  1. Susan Zink says

    Just discovered and bought my first farro. As cooking time is 15 to 20 minutes I think it must be simi pearl. So I am trying to lose 100 lbs by eating right. Suggestions?

    • Jessica Gavin says

      I’m excited about your new food adventures! I like to combine farro with chopped vegetables and a citrus dressing like a pasta like salad. Just make sure to portion out your dishes.

  2. David Brannan says

    Growing up in the south I’ve always love an occasional grits bowl for breakfast. A bowl of grits, with either fried or scrambled eggs on top, sometimes with cheese.
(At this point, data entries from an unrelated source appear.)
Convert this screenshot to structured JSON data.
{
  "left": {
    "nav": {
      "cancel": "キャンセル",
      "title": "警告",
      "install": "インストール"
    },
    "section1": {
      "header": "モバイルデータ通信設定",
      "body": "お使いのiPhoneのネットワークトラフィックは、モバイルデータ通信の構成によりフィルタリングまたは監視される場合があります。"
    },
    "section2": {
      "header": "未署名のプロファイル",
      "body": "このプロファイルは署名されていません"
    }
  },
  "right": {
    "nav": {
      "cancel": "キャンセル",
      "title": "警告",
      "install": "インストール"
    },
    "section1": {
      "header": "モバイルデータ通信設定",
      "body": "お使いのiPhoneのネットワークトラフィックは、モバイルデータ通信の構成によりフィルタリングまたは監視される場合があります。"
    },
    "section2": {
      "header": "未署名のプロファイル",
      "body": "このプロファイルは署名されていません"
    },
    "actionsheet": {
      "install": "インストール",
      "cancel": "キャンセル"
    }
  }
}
I’ve found that Farro makes for a much healthier substitute for the grits. Really tasty and filling.

  3. PDXMadeline says

    I eat it all different ways since I like it leftover as a salad mixed with nuts and dried fruits, chicken and celery and warm I saute some mushroom and mix those in with slivered almonds. So good!

  4. Rick Cooke says

    I use Farro in place of Barley in my Beef Barley soup recipe. Very good. I like the nutty flavor Farro gives to the soup.

  5. david distefano says

    i just put it in my morning cereal of slivered almonds, flax seed, sunflower seeds, and oats along with plain cheerios, rice chex and all bran splashed with non fat milk. no cooking needed.

  6. Ginny says

    I have celiac and am thinking that brown rice would be the best substitute for faro in a bean soup recipe. What do you think?

  7. Walt says

    Hi Jessica, Your Site was the 1st one I read after seeing this offered on the menu at Dig Inn and decided to give it a try. Loved it and your Blog too!

    • Jessica Gavin says

      Great question! Yes, you can cook farro in the rice cooker. Just make sure to follow the package directions for amount of water to liquid, and if you need to soak or not soak depending on if it’s whole, semipearled or pearled. Adjust timing based on how chewy of a texture you prefer.